Source data
<<<<
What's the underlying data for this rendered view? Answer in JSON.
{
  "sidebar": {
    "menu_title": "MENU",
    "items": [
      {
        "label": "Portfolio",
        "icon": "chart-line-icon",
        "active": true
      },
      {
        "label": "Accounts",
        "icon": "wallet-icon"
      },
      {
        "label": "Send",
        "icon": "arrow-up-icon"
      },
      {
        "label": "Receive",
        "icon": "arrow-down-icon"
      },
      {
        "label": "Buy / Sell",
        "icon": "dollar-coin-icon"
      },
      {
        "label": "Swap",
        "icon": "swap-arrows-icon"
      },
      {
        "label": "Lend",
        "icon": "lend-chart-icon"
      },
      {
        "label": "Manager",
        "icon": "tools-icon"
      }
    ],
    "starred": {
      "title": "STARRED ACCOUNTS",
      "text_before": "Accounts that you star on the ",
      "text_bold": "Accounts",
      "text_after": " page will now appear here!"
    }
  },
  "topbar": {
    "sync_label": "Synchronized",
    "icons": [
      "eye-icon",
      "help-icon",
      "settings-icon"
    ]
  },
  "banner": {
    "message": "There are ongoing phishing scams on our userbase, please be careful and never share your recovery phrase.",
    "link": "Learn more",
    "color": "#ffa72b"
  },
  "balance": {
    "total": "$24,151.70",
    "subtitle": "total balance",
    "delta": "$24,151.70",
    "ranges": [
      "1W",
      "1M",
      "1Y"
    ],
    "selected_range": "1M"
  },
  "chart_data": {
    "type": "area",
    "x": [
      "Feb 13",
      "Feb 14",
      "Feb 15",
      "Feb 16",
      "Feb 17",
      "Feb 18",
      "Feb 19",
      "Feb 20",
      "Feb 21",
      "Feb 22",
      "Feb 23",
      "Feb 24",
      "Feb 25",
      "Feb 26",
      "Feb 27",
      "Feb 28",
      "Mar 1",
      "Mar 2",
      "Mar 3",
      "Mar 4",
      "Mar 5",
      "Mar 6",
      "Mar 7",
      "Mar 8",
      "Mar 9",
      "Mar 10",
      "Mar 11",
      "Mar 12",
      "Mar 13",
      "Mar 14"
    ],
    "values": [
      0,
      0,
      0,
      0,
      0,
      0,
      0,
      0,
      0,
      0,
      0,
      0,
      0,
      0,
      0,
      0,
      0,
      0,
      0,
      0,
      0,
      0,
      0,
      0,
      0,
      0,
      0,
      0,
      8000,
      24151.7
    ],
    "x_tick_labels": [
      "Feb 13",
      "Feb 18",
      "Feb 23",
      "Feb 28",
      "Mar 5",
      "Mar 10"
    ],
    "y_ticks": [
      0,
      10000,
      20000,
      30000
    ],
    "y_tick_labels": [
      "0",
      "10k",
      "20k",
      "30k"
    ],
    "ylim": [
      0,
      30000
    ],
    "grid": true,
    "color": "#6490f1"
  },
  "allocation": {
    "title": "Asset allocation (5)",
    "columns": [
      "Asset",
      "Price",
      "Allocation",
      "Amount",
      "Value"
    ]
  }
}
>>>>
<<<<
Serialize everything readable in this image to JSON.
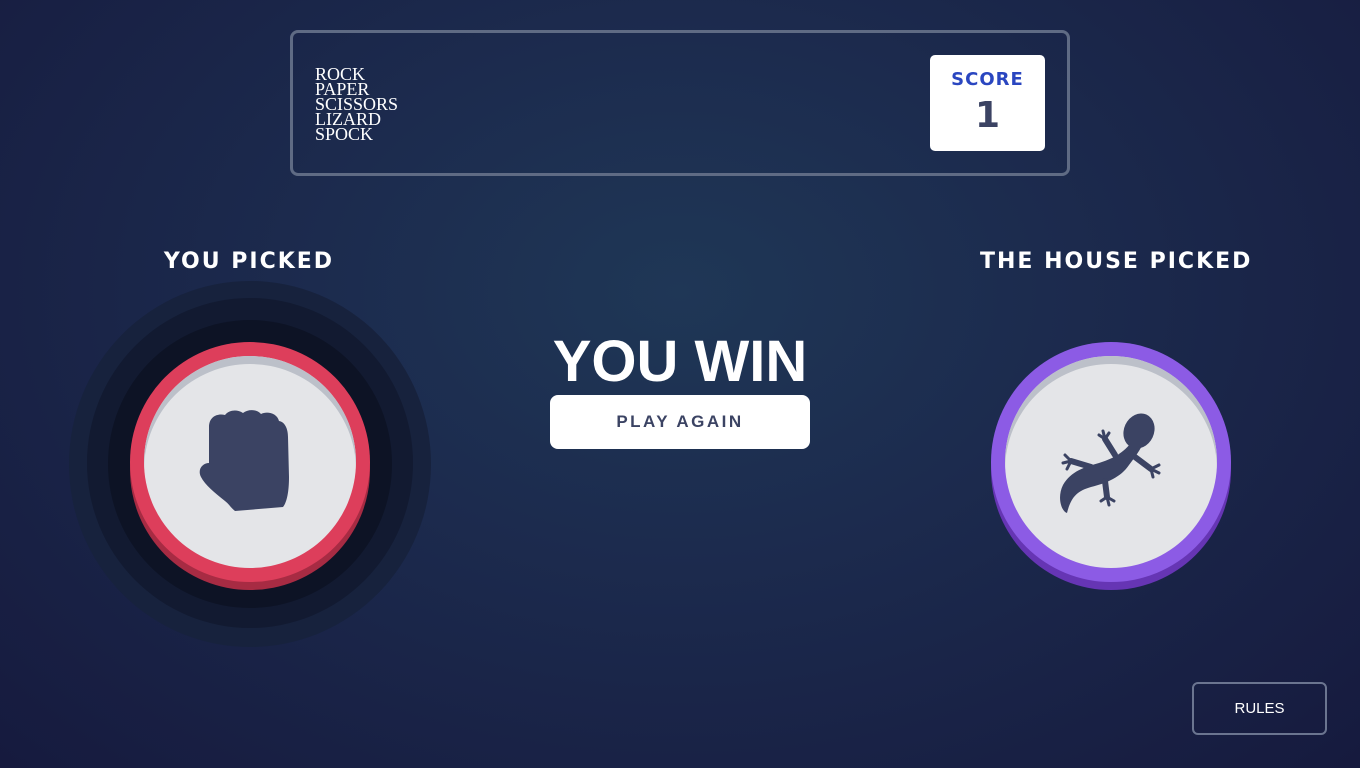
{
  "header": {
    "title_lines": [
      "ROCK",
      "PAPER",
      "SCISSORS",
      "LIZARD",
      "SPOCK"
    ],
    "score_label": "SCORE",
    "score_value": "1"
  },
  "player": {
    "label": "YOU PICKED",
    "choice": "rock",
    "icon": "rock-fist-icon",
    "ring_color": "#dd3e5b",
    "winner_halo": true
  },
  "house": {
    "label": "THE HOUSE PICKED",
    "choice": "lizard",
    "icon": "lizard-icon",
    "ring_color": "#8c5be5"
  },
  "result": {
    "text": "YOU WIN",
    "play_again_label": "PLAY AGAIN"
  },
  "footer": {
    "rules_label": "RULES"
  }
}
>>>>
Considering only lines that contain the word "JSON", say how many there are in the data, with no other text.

▸ Answer for the task
2